Strength Is Not For Punching

The first lesson you’ll learn in any kung fu movie is that martial arts are not meant for attack. That’s why, despite starring in some 50 action movies, Jet Li has never used his skills in real life — and yet, he practices every day. Of course, without the practice, without the kung fu moves he could use for attack, Li also wouldn’t have been in any movies, and that hints at the first purpose of strength: Strength is for the spirit.

In developing strength, be it in your muscles or via a versatile skill, you also develop confidence, flexibility, and resilience. You teach yourself to show up, to make the best of the opportunities you are given, and to not give up easily. That’s the kind of spirit it takes to become a Hollywood star, and it’s probably just as important as actual acting skills.

I, too, practice every day. Every morning, I do 50 push-ups. I also work out my shoulders. I simply hold out my arms straight in front of me, move them up, to the sides, and back to the front, then repeat. Plus some butterflies. It prevents my back and shoulders from hurting despite long writing sessions.

Yesterday, however, I used my shoulder strength for something else.
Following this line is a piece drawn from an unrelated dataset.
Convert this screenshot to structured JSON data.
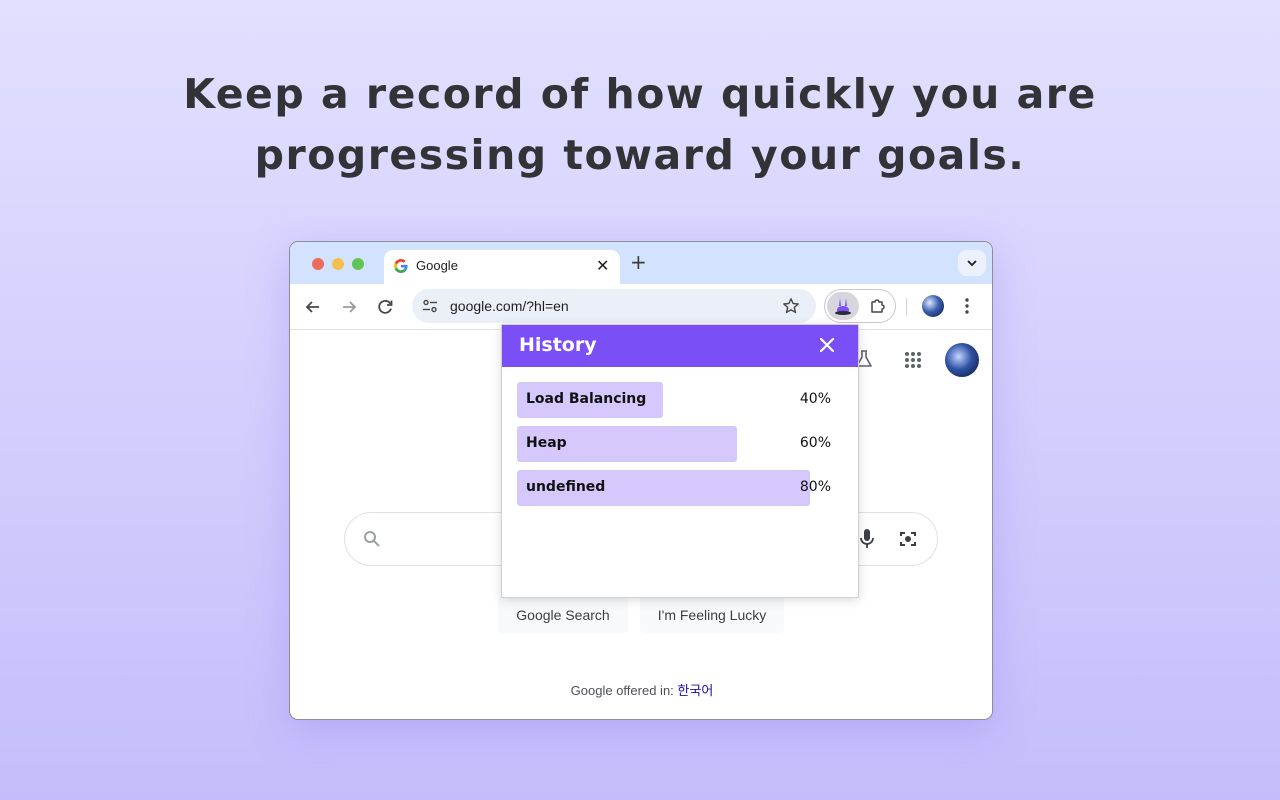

As I walked, or rather shuffled, to the bakery amidst a sudden onslaught of black ice in Munich, I slipped. I was already well on my way to the ground when, instinctively, I grabbed a chain hanging between two poles on the side and, albeit with a violent yank, managed to prevent a fall.

The show of strength here was not grabbing the chain. It was that, the next day, my shoulder didn’t hurt in the slightest. Had I not trained it every day, putting such sudden, high stress on it in freezing weather would have given me a very sore joint at the least, if not worse.

That brings me to the second purpose of strength, the one most kung fu masters refer to when they tell their students not to whoop each other’s butts: Strength is for defense.

Even if you pursue martial arts entirely for their spiritual benefits, they still might come in handy. The best martial artist never has to use their skills. The second-best only has to use them a few times in their life. Here, too, it is the daily practice that keeps disaster at bay — not necessarily by keeping it away from you, but by keeping you ready to fend it off whenever it rears its ugly head.

Strength is not for punching. Strength is for the spirit, and strength is for defense. Both of these things, we most intensely rely on only when we truly need to, and by then, you better be ready. So keep training. Practicing. Learning. You might not have a target in front of you that you want to hit, but you never know what your powers might be good for — and a hero is not defined by how much power she has but by the times she chooses to wield it.